The new was important for Massey, and she could, like most of her generation, be brusque about the failings of social democratic institutions whose absence are keenly felt today. But the difference between her way of seeing the ’80s and the ‘New Times’ of other Marxism Today-aligned thinkers came especially in the places where she saw hope. One of the best essays here takes aim at Eric Hobsbawm’s ‘Forward March of Labour Halted’, not so much for its pessimistic account of the old left, but for where Hobsbawm found his anti-Thatcher coalition—in some putative union of labourists and liberals at an electoral level, making peace with the ‘aspirations’ of an affluent working class. By contrast, Massey found her alliance in the really existing socialist activism of her moment—in the then still-new social movements, in the experiments in socialist democracy of the municipal left in the Greater London Council, in Sheffield, and in Liverpool, and in those unions that still maintained a taste for militancy. An alliance of these, she believed, could really transcend the limited (and then, failing) electoral politics and the deep conservatism of the Parliamentary Labour Party, and build alliances between the divided shards of this country.

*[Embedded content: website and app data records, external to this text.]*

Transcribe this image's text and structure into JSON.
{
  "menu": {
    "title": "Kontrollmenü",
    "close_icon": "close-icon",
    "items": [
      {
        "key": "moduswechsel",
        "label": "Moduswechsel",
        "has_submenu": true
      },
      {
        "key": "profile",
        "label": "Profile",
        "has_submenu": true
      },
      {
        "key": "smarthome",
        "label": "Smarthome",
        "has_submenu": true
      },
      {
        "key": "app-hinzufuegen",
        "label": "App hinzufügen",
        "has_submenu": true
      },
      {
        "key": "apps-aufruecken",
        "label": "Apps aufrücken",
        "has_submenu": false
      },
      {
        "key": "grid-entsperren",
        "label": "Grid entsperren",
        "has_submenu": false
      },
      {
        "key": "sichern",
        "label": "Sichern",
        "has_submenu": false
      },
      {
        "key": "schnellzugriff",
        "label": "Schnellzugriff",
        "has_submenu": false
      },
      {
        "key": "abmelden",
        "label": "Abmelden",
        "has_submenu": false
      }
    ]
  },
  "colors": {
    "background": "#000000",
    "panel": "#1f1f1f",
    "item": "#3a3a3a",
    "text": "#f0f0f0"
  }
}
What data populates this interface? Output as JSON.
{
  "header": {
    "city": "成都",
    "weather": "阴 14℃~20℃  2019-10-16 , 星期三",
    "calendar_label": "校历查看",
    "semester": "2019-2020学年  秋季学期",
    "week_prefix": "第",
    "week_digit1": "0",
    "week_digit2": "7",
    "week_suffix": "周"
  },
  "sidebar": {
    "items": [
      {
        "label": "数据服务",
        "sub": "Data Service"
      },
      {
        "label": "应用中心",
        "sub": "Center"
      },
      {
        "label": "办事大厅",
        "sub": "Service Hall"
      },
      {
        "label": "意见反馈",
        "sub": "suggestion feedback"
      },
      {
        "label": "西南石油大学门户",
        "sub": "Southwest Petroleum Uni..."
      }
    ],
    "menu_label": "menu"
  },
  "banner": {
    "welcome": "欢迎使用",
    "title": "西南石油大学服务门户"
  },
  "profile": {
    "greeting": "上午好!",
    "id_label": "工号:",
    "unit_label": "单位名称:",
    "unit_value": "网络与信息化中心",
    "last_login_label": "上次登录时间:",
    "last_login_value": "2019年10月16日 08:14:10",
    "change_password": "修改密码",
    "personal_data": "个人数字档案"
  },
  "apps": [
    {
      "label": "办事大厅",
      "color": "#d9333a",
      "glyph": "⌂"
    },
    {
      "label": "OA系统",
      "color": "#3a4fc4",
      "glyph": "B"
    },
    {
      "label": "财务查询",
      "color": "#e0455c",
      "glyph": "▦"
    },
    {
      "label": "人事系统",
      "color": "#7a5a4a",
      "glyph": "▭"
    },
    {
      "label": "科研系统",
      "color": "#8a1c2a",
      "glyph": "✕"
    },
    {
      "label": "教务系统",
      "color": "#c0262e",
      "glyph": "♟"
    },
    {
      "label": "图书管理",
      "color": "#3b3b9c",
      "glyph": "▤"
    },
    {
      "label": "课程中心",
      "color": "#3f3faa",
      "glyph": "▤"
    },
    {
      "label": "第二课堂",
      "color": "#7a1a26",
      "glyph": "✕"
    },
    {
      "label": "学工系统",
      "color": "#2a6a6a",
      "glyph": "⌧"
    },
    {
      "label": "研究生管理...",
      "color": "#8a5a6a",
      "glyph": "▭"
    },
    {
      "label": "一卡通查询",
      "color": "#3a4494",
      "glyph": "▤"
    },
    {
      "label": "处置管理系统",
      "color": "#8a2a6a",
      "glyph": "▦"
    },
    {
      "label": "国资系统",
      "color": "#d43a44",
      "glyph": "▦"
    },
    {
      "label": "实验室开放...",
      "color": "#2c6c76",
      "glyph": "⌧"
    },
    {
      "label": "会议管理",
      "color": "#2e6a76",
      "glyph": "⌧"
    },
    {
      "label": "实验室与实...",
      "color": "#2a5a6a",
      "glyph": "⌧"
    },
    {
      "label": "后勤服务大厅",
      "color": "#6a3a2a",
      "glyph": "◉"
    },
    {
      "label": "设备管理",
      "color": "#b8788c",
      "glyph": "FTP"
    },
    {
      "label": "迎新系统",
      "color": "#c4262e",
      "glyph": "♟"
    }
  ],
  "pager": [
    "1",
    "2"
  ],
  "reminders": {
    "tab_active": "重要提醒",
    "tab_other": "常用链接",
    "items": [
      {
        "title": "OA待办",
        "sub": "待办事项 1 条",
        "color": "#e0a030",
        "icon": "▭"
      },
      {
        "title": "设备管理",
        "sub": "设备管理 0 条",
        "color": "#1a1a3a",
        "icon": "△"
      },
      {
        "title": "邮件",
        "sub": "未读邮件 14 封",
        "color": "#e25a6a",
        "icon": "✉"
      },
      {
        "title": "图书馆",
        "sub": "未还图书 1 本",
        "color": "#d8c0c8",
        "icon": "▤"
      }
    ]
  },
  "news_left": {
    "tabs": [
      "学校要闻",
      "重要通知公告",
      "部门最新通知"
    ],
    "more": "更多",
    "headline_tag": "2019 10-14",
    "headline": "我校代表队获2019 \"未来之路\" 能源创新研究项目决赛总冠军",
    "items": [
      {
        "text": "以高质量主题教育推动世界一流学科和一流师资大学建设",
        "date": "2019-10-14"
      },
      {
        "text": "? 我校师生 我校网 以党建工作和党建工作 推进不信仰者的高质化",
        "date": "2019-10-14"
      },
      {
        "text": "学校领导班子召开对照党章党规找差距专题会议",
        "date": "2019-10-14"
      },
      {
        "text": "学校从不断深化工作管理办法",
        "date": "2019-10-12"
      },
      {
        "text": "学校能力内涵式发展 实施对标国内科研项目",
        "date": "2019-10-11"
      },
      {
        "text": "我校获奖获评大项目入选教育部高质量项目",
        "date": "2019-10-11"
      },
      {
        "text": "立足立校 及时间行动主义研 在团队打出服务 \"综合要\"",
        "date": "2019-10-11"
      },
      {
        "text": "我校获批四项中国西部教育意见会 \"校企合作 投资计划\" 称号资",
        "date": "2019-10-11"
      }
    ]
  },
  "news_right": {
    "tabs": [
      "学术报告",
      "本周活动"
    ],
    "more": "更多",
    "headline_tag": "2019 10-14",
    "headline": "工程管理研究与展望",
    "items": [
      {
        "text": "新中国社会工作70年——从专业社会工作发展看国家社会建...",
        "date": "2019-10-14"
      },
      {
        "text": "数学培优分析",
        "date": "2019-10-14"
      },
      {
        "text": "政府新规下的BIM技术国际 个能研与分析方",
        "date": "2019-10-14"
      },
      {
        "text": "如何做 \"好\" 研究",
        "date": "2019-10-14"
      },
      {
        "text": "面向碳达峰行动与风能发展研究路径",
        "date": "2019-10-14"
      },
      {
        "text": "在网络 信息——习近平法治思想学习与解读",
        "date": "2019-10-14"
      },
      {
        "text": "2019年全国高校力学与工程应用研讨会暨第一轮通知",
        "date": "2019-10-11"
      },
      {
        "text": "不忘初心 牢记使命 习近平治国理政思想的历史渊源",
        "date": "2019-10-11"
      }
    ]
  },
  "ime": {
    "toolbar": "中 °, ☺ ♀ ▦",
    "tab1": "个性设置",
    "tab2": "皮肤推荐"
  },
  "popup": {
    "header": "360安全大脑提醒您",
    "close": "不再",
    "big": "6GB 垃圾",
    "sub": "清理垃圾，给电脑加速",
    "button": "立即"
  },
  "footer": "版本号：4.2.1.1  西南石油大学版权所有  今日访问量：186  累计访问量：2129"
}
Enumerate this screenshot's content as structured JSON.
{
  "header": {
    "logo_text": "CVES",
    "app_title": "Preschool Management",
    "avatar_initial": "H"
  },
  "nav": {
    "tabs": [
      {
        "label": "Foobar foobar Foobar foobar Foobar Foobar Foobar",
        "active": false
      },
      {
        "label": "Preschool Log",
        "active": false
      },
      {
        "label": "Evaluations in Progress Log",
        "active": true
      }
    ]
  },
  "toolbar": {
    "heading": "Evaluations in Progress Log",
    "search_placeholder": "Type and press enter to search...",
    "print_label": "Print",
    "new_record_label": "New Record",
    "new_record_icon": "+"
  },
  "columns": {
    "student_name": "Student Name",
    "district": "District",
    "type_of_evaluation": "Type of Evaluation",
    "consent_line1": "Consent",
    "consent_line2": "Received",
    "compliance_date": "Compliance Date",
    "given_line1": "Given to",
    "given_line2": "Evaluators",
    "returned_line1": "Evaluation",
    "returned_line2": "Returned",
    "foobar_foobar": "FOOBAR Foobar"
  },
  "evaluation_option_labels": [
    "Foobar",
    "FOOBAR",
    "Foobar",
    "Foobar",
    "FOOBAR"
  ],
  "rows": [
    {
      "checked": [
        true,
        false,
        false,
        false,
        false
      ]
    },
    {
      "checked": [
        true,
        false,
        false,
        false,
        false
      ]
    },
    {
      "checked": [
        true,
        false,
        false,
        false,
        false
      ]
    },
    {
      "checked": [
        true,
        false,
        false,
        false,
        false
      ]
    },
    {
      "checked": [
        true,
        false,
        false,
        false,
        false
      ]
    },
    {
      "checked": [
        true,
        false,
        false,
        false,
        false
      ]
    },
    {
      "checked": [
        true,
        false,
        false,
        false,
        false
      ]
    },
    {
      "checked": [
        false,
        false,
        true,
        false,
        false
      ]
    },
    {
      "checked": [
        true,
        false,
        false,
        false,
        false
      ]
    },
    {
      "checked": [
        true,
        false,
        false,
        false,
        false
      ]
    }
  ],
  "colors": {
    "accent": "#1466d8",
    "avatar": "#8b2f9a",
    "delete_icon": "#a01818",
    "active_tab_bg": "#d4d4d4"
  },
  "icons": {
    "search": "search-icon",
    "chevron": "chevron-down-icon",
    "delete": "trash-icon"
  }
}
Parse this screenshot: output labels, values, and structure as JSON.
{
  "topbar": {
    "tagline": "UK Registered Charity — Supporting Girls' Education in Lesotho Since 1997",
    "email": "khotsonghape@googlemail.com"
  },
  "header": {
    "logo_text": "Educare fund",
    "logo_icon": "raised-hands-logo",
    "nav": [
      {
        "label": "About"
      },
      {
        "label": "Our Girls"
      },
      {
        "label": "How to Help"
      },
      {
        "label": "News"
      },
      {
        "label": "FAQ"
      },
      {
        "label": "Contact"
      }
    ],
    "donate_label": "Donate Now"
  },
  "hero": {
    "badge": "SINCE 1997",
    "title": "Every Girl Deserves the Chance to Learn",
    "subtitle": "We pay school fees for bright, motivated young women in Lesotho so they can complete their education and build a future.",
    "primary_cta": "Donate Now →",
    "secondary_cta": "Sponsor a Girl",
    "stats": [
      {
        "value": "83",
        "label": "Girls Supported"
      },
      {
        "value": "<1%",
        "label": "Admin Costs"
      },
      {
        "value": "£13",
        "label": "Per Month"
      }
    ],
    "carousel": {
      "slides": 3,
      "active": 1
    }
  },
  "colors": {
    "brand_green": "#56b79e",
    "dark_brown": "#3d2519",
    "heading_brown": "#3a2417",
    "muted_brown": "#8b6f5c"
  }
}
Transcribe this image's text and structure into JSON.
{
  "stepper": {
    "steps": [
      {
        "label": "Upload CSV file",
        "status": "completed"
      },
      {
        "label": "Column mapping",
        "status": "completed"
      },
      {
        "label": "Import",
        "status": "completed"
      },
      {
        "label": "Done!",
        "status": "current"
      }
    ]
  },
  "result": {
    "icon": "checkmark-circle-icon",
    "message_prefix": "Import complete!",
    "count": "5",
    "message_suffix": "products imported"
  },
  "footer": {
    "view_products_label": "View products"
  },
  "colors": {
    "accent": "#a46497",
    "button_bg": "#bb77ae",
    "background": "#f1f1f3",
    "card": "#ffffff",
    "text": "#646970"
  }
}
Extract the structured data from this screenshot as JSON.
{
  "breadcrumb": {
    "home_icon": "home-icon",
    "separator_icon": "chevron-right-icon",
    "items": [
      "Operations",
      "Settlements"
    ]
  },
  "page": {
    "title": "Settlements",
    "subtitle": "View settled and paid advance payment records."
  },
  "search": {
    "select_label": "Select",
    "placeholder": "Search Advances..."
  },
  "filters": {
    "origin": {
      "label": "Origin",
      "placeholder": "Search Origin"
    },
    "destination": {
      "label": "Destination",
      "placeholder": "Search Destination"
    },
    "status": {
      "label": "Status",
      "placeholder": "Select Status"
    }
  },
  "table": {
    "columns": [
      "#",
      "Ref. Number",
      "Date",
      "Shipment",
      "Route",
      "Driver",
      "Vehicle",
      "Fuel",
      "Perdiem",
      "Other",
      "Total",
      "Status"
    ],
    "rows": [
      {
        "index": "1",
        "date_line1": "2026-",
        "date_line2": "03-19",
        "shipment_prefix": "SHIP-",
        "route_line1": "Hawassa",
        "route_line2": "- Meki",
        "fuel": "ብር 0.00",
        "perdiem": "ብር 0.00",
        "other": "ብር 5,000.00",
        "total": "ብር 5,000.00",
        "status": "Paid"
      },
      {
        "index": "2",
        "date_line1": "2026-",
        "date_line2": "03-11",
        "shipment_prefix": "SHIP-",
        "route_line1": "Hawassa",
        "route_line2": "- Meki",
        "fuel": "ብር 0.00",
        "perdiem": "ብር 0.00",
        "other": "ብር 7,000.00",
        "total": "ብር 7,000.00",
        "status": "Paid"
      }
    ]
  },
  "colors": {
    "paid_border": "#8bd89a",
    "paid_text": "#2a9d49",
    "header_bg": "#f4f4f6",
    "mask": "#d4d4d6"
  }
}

For a time in the mid-1980s, she found that alliance, and it was in a battle which was written off by too many of her contemporaries as the sad last gasp of the old left—the Miners Strike of 1984-1985. The strike itself was important, for the NUM’s fearlessness at a time in which most unions kidded themselves into thinking they could accommodate a government explicitly committed to the total destruction of trade union power. But she saw just as much hope in the extent of support for the strike elsewhere. What Massey (and Wainwright) found most remarkable was that the greatest solidarity was not in the unions or the Parliamentary Labour Party, but in ‘marginalised and oppressed groups’, whether feminist groups in Liverpool, ‘Lesbians and Gays Support the Miners in Southampton, Cardiff, Manchester, York, Glasgow and Edinburgh’, or in the way that ‘Afro-Caribbean groups, Cypriot groups, the Asian community and Turkish people have contributed and organised support’, something that often emerged out of common experiences of police brutality. This solidarity was reciprocated, with miners delegations sent down to ‘the multi-racial Carnival in Brent.’ There were support networks for the miners even in the ‘sunbelt’ of Milton Keynes and Cambridge, or in Hastings, where one contributor to the NUM’s Christmas Appeal wrote ‘thank God at least one union has the guts to stand up to her’. Here, she insisted, in these real events, rather than imaginary coalitions or common programmes, was a glimpse of a new socialist politics, being built in real time.

Defeat is inescapable in all these writings, for all their optimism. There’s an essay from 1985 where she expresses a hope that all this solidarity would lead to permanent links—after 2019, we know very well they were temporary. Similarly, reading the 2016 essay on Corbynism, there’s a bitter taste knowing what happened next, though Massey knew the stakes were high. There, the alliance that she saw happening was in how Corbynism drew on two age groups—roughly those in their twenties and those in their sixties—which were usually seen as opposed. But in much the same way that the people organising solidarity for the miners in Milton Keynes or Hastings could not take their neighbours with them, so the Corbynites in their sixties proved to be strikingly atypical of their cohort.

What Massey was doing here was describing moments, glimpses, where solidarities and alliances were being constructed that could, if encouraged, nurtured and maintained, change society for good. But defeat always has a demoralising effect, and smashes up these brief, fragile coalitions. I met Massey once, in the mid-2010s. She was on a panel with my friend Dawn Foster: two profoundly original and intelligent socialists from different generations. Both are now dead. The politics they believed in is routinely dragged through the mud by the world’s smuggest people. But these moments will keep happening, and eventually, one of them will turn this country upside down.